Aim of the exercise :: Return all of the data exactly, omitting any images.

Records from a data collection

.....

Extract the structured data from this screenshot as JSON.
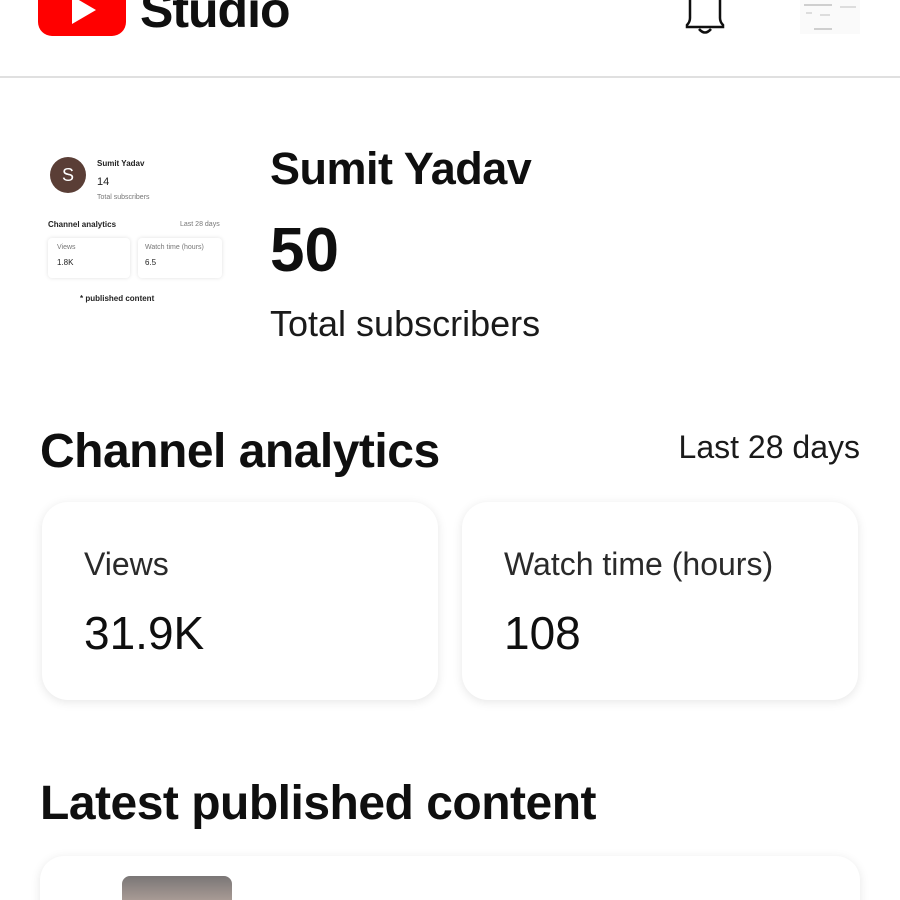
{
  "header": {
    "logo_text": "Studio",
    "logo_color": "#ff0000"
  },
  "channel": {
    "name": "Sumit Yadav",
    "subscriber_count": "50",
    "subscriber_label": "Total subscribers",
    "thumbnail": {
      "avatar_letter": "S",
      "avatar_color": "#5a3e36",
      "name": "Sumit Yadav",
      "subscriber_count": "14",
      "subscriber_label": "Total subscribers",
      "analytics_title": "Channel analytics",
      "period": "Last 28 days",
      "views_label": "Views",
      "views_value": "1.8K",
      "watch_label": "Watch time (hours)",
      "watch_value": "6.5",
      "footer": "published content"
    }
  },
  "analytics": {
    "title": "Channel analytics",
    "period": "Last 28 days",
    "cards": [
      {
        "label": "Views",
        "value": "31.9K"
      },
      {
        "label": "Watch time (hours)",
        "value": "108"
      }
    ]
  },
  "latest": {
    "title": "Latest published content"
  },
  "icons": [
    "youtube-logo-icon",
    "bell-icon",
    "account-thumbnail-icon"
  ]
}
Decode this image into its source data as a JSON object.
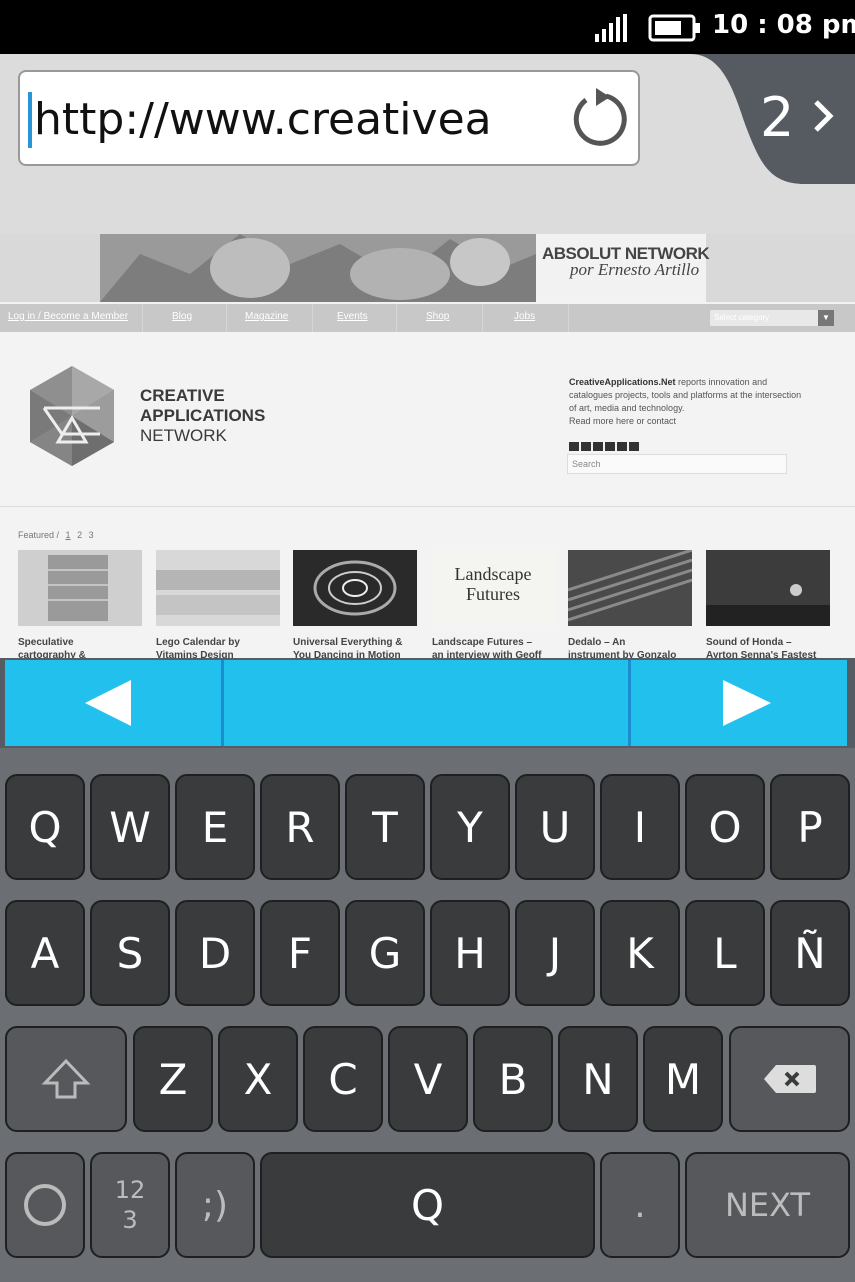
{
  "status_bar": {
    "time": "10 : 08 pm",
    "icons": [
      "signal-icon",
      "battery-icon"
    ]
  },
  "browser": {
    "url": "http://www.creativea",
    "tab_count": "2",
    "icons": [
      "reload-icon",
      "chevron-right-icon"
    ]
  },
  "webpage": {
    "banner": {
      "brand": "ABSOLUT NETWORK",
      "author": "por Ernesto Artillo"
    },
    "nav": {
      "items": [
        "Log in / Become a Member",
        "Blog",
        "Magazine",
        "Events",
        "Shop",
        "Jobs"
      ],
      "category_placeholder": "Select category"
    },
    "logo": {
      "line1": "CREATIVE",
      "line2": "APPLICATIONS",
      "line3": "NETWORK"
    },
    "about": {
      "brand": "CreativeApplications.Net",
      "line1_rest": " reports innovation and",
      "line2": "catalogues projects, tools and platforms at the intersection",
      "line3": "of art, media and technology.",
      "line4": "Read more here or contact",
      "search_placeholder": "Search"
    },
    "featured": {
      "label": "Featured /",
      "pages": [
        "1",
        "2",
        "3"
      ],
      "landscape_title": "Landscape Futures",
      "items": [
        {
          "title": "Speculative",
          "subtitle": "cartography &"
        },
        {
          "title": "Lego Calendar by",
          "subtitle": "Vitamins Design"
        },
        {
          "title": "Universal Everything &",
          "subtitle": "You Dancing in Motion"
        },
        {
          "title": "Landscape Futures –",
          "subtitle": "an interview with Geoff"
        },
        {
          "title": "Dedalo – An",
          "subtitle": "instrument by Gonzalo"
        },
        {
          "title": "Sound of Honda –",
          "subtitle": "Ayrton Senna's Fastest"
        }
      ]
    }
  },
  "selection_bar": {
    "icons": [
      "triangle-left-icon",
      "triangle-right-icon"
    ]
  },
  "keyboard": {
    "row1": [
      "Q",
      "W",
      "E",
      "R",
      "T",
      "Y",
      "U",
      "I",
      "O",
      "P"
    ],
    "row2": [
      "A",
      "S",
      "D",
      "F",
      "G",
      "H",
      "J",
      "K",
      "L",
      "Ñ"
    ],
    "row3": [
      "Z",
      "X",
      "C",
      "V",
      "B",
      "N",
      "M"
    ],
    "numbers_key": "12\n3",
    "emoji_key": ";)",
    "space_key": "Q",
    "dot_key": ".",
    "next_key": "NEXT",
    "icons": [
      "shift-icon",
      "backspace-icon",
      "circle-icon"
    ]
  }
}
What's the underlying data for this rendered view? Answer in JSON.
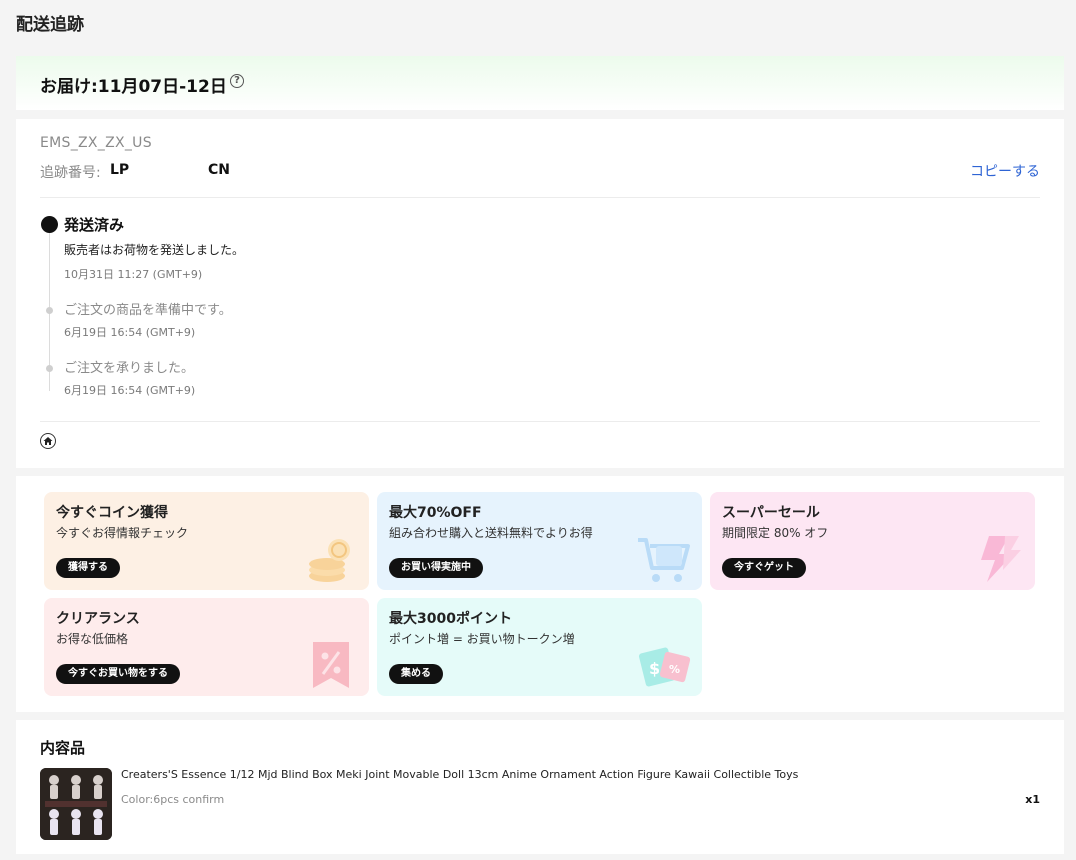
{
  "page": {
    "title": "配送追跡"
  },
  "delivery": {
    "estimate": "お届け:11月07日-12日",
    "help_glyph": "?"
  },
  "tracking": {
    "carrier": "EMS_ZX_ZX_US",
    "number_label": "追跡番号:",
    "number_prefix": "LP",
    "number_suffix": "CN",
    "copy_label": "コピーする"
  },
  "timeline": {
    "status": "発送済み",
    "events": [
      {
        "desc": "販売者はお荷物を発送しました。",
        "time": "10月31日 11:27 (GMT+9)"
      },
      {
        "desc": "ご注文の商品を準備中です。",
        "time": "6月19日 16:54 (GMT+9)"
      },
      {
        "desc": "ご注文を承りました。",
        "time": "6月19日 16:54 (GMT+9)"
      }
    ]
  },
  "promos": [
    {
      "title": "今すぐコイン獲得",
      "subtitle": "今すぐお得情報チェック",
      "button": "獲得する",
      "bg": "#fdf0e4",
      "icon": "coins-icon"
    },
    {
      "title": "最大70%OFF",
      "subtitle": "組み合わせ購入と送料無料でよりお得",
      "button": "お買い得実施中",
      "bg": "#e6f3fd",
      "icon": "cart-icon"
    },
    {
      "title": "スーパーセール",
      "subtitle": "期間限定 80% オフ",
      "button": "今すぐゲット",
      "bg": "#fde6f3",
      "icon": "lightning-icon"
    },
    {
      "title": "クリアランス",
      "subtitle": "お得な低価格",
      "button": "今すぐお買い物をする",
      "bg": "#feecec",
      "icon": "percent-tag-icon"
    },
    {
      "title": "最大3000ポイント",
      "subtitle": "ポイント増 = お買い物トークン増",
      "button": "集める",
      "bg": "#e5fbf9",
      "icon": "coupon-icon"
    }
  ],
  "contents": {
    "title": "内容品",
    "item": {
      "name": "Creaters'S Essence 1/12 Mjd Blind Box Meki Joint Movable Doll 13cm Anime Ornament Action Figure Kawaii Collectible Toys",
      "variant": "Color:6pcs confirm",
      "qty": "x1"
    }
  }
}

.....

Answer area ::
Extract the structured data from this screenshot as JSON.
{
  "header": {
    "logo_text": "Studio",
    "logo_color": "#ff0000"
  },
  "channel": {
    "name": "Sumit Yadav",
    "subscriber_count": "50",
    "subscriber_label": "Total subscribers",
    "thumbnail": {
      "avatar_letter": "S",
      "avatar_color": "#5a3e36",
      "name": "Sumit Yadav",
      "subscriber_count": "14",
      "subscriber_label": "Total subscribers",
      "analytics_title": "Channel analytics",
      "period": "Last 28 days",
      "views_label": "Views",
      "views_value": "1.8K",
      "watch_label": "Watch time (hours)",
      "watch_value": "6.5",
      "footer": "published content"
    }
  },
  "analytics": {
    "title": "Channel analytics",
    "period": "Last 28 days",
    "cards": [
      {
        "label": "Views",
        "value": "31.9K"
      },
      {
        "label": "Watch time (hours)",
        "value": "108"
      }
    ]
  },
  "latest": {
    "title": "Latest published content"
  },
  "icons": [
    "youtube-logo-icon",
    "bell-icon",
    "account-thumbnail-icon"
  ]
}
Decode this image into its source data as a JSON object.
{
  "status_bar": {
    "time": "10 : 08 pm",
    "icons": [
      "signal-icon",
      "battery-icon"
    ]
  },
  "browser": {
    "url": "http://www.creativea",
    "tab_count": "2",
    "icons": [
      "reload-icon",
      "chevron-right-icon"
    ]
  },
  "webpage": {
    "banner": {
      "brand": "ABSOLUT NETWORK",
      "author": "por Ernesto Artillo"
    },
    "nav": {
      "items": [
        "Log in / Become a Member",
        "Blog",
        "Magazine",
        "Events",
        "Shop",
        "Jobs"
      ],
      "category_placeholder": "Select category"
    },
    "logo": {
      "line1": "CREATIVE",
      "line2": "APPLICATIONS",
      "line3": "NETWORK"
    },
    "about": {
      "brand": "CreativeApplications.Net",
      "line1_rest": " reports innovation and",
      "line2": "catalogues projects, tools and platforms at the intersection",
      "line3": "of art, media and technology.",
      "line4": "Read more here or contact",
      "search_placeholder": "Search"
    },
    "featured": {
      "label": "Featured /",
      "pages": [
        "1",
        "2",
        "3"
      ],
      "landscape_title": "Landscape Futures",
      "items": [
        {
          "title": "Speculative",
          "subtitle": "cartography &"
        },
        {
          "title": "Lego Calendar by",
          "subtitle": "Vitamins Design"
        },
        {
          "title": "Universal Everything &",
          "subtitle": "You Dancing in Motion"
        },
        {
          "title": "Landscape Futures –",
          "subtitle": "an interview with Geoff"
        },
        {
          "title": "Dedalo – An",
          "subtitle": "instrument by Gonzalo"
        },
        {
          "title": "Sound of Honda –",
          "subtitle": "Ayrton Senna's Fastest"
        }
      ]
    }
  },
  "selection_bar": {
    "icons": [
      "triangle-left-icon",
      "triangle-right-icon"
    ]
  },
  "keyboard": {
    "row1": [
      "Q",
      "W",
      "E",
      "R",
      "T",
      "Y",
      "U",
      "I",
      "O",
      "P"
    ],
    "row2": [
      "A",
      "S",
      "D",
      "F",
      "G",
      "H",
      "J",
      "K",
      "L",
      "Ñ"
    ],
    "row3": [
      "Z",
      "X",
      "C",
      "V",
      "B",
      "N",
      "M"
    ],
    "numbers_key": "12\n3",
    "emoji_key": ";)",
    "space_key": "Q",
    "dot_key": ".",
    "next_key": "NEXT",
    "icons": [
      "shift-icon",
      "backspace-icon",
      "circle-icon"
    ]
  }
}
What's the underlying data for this rendered view? Answer in JSON.
{
  "page": {
    "title": "配送追跡"
  },
  "delivery": {
    "estimate": "お届け:11月07日-12日",
    "help_glyph": "?"
  },
  "tracking": {
    "carrier": "EMS_ZX_ZX_US",
    "number_label": "追跡番号:",
    "number_prefix": "LP",
    "number_suffix": "CN",
    "copy_label": "コピーする"
  },
  "timeline": {
    "status": "発送済み",
    "events": [
      {
        "desc": "販売者はお荷物を発送しました。",
        "time": "10月31日 11:27 (GMT+9)"
      },
      {
        "desc": "ご注文の商品を準備中です。",
        "time": "6月19日 16:54 (GMT+9)"
      },
      {
        "desc": "ご注文を承りました。",
        "time": "6月19日 16:54 (GMT+9)"
      }
    ]
  },
  "promos": [
    {
      "title": "今すぐコイン獲得",
      "subtitle": "今すぐお得情報チェック",
      "button": "獲得する",
      "bg": "#fdf0e4",
      "icon": "coins-icon"
    },
    {
      "title": "最大70%OFF",
      "subtitle": "組み合わせ購入と送料無料でよりお得",
      "button": "お買い得実施中",
      "bg": "#e6f3fd",
      "icon": "cart-icon"
    },
    {
      "title": "スーパーセール",
      "subtitle": "期間限定 80% オフ",
      "button": "今すぐゲット",
      "bg": "#fde6f3",
      "icon": "lightning-icon"
    },
    {
      "title": "クリアランス",
      "subtitle": "お得な低価格",
      "button": "今すぐお買い物をする",
      "bg": "#feecec",
      "icon": "percent-tag-icon"
    },
    {
      "title": "最大3000ポイント",
      "subtitle": "ポイント増 = お買い物トークン増",
      "button": "集める",
      "bg": "#e5fbf9",
      "icon": "coupon-icon"
    }
  ],
  "contents": {
    "title": "内容品",
    "item": {
      "name": "Creaters'S Essence 1/12 Mjd Blind Box Meki Joint Movable Doll 13cm Anime Ornament Action Figure Kawaii Collectible Toys",
      "variant": "Color:6pcs confirm",
      "qty": "x1"
    }
  }
}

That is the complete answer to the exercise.